Nicole Kar, partner and global head of Linklaters’ antitrust and foreign investment practice, added that data centers are increasingly viewed as a core part of a country’s critical infrastructure.

"This leads foreign investment regulators to closely scrutinize the scope for such assets to provide hostile actors access to sensitive data if their security is breached," she said.

"Investors need, in this hottest of hot digital sectors, to pay close attention to important differences in how jurisdictions treat investment in data centers – or risk being caught out and subject to unexpected regulatory scrutiny."

In a separate report from data center provider Telehouse, a survey of UK IT decision makers has found that 61% are planning greater investment in data center infrastructure across 2023 and 2024.

More than half are now leaning towards colocation services, marking a sharp increase from just 33% last year.

Telehouse said the heightened focus on colocation services is largely due to the need for better security and stringent compliance obligations. 

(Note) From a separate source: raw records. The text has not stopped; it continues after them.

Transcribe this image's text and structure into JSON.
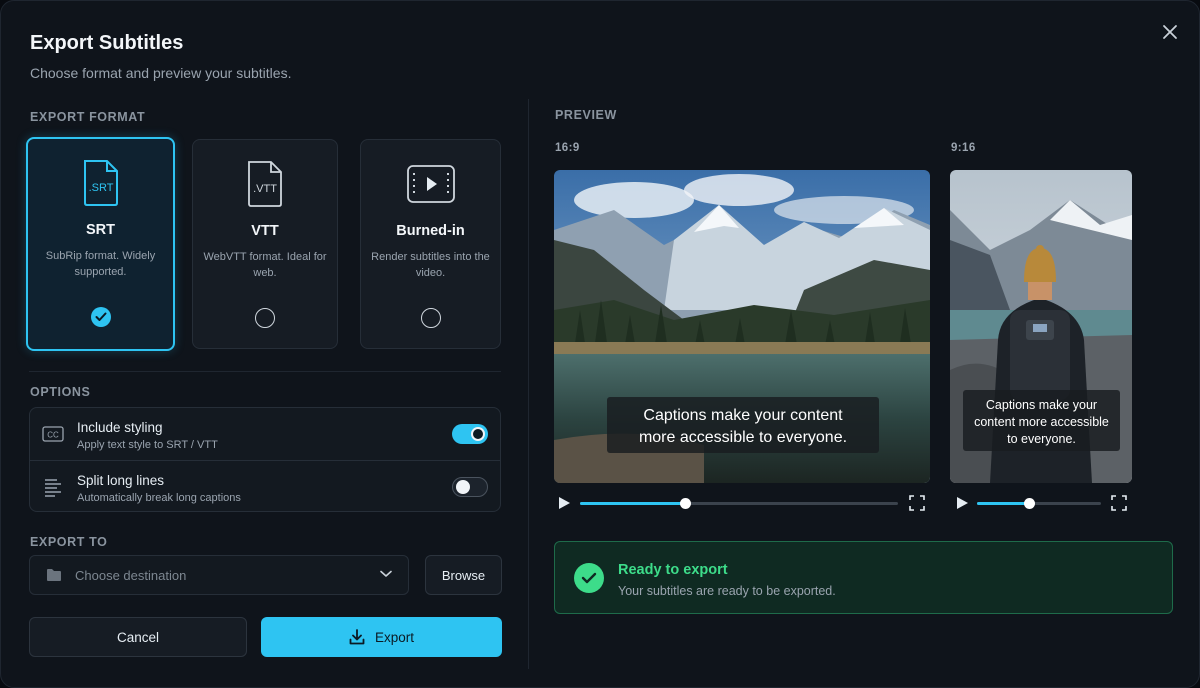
{
  "dialog": {
    "title": "Export Subtitles",
    "subtitle": "Choose format and preview your subtitles."
  },
  "format": {
    "section_label": "EXPORT FORMAT",
    "options": [
      {
        "icon": "srt-file-icon",
        "icon_text": ".SRT",
        "name": "SRT",
        "description": "SubRip format. Widely supported.",
        "selected": true
      },
      {
        "icon": "vtt-file-icon",
        "icon_text": ".VTT",
        "name": "VTT",
        "description": "WebVTT format. Ideal for web.",
        "selected": false
      },
      {
        "icon": "video-play-icon",
        "icon_text": "",
        "name": "Burned-in",
        "description": "Render subtitles into the video.",
        "selected": false
      }
    ]
  },
  "options": {
    "section_label": "OPTIONS",
    "items": [
      {
        "icon": "cc-icon",
        "icon_text": "CC",
        "title": "Include styling",
        "subtitle": "Apply text style to SRT / VTT",
        "enabled": true
      },
      {
        "icon": "text-lines-icon",
        "title": "Split long lines",
        "subtitle": "Automatically break long captions",
        "enabled": false
      }
    ]
  },
  "export_to": {
    "section_label": "EXPORT TO",
    "placeholder": "Choose destination",
    "browse_label": "Browse"
  },
  "actions": {
    "cancel_label": "Cancel",
    "export_label": "Export"
  },
  "preview": {
    "section_label": "PREVIEW",
    "landscape": {
      "ratio_label": "16:9",
      "caption_lines": [
        "Captions make your content",
        "more accessible to everyone."
      ],
      "progress": 0.33
    },
    "portrait": {
      "ratio_label": "9:16",
      "caption_lines": [
        "Captions make your",
        "content more accessible",
        "to everyone."
      ],
      "progress": 0.42
    }
  },
  "status": {
    "title": "Ready to export",
    "message": "Your subtitles are ready to be exported."
  },
  "colors": {
    "accent": "#2ec4f2",
    "success": "#3ddc8a",
    "background": "#0f141b"
  }
}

Cost, the study noted, is also a key factor, with enterprises viewing colocation options as far more cost-effective than on-prem infrastructure models.

Emma Woollacott

Emma Woollacott is a freelance journalist writing for publications including the BBC, Private Eye, Forbes, Raconteur and specialist technology titles.